• _Exercise input_
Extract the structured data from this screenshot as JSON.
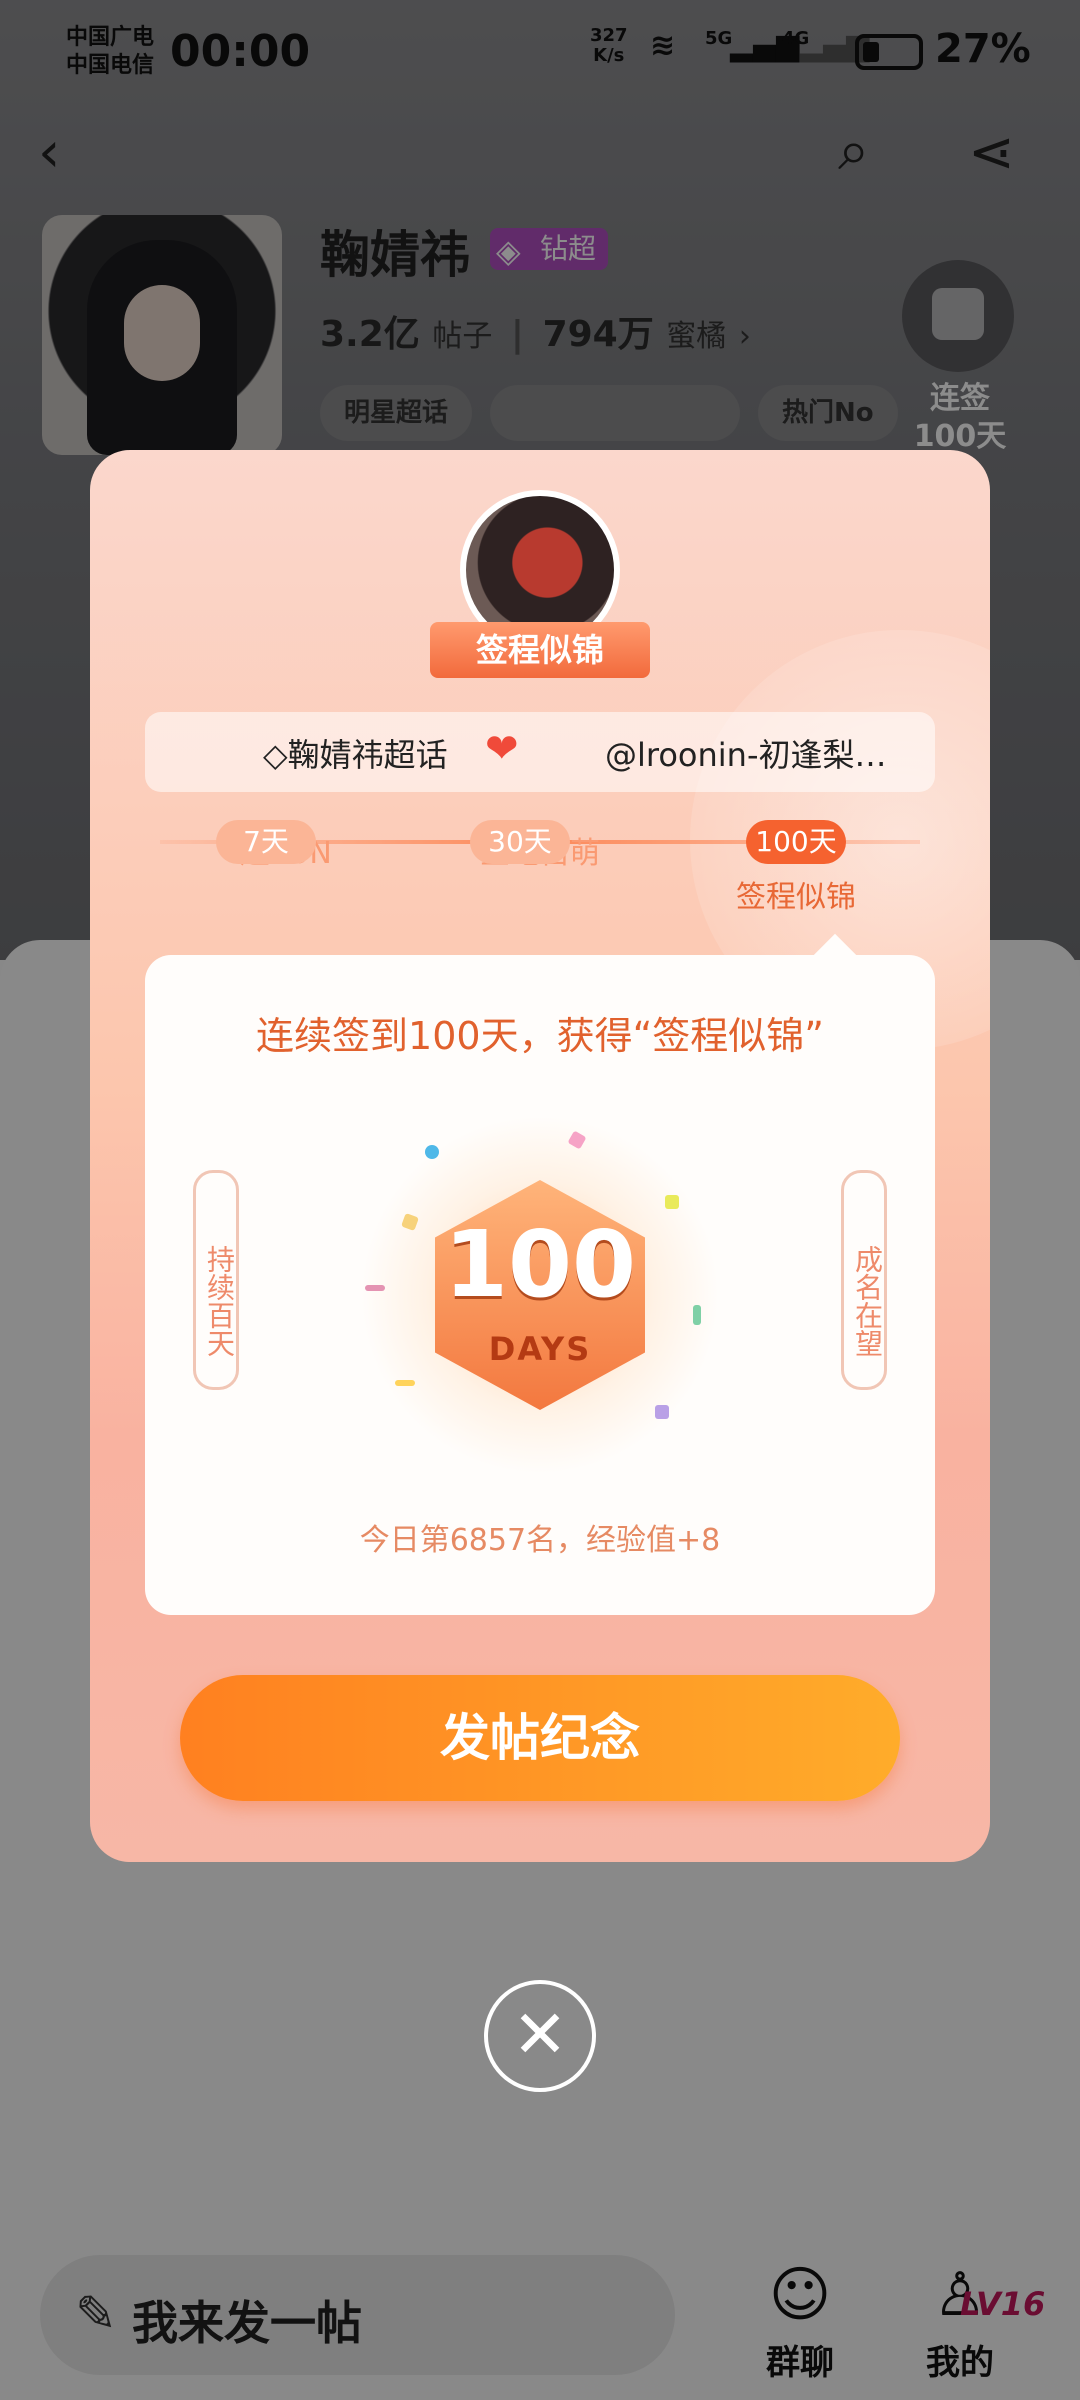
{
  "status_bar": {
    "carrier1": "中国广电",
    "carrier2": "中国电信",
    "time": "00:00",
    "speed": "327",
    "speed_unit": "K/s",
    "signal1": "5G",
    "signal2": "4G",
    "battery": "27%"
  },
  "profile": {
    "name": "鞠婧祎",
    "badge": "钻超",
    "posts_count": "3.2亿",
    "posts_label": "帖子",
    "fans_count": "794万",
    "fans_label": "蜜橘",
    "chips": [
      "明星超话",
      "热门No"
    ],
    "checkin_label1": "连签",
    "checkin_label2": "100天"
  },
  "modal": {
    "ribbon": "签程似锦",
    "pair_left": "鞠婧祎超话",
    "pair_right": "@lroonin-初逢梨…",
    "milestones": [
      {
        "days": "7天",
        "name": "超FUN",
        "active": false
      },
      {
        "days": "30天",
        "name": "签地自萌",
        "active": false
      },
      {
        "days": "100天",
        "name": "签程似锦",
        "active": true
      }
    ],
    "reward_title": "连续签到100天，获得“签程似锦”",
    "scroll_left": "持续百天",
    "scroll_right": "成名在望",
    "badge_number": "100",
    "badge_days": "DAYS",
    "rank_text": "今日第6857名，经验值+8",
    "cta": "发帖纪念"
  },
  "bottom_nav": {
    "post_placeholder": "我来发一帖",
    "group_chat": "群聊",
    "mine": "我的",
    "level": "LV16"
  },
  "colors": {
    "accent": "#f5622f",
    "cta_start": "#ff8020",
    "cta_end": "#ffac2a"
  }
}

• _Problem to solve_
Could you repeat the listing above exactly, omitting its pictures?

• _Answer section_
Extract the structured data from this screenshot as JSON.
{
  "status_bar": {
    "carrier1": "中国广电",
    "carrier2": "中国电信",
    "time": "00:00",
    "speed": "327",
    "speed_unit": "K/s",
    "signal1": "5G",
    "signal2": "4G",
    "battery": "27%"
  },
  "profile": {
    "name": "鞠婧祎",
    "badge": "钻超",
    "posts_count": "3.2亿",
    "posts_label": "帖子",
    "fans_count": "794万",
    "fans_label": "蜜橘",
    "chips": [
      "明星超话",
      "热门No"
    ],
    "checkin_label1": "连签",
    "checkin_label2": "100天"
  },
  "modal": {
    "ribbon": "签程似锦",
    "pair_left": "鞠婧祎超话",
    "pair_right": "@lroonin-初逢梨…",
    "milestones": [
      {
        "days": "7天",
        "name": "超FUN",
        "active": false
      },
      {
        "days": "30天",
        "name": "签地自萌",
        "active": false
      },
      {
        "days": "100天",
        "name": "签程似锦",
        "active": true
      }
    ],
    "reward_title": "连续签到100天，获得“签程似锦”",
    "scroll_left": "持续百天",
    "scroll_right": "成名在望",
    "badge_number": "100",
    "badge_days": "DAYS",
    "rank_text": "今日第6857名，经验值+8",
    "cta": "发帖纪念"
  },
  "bottom_nav": {
    "post_placeholder": "我来发一帖",
    "group_chat": "群聊",
    "mine": "我的",
    "level": "LV16"
  },
  "colors": {
    "accent": "#f5622f",
    "cta_start": "#ff8020",
    "cta_end": "#ffac2a"
  }
}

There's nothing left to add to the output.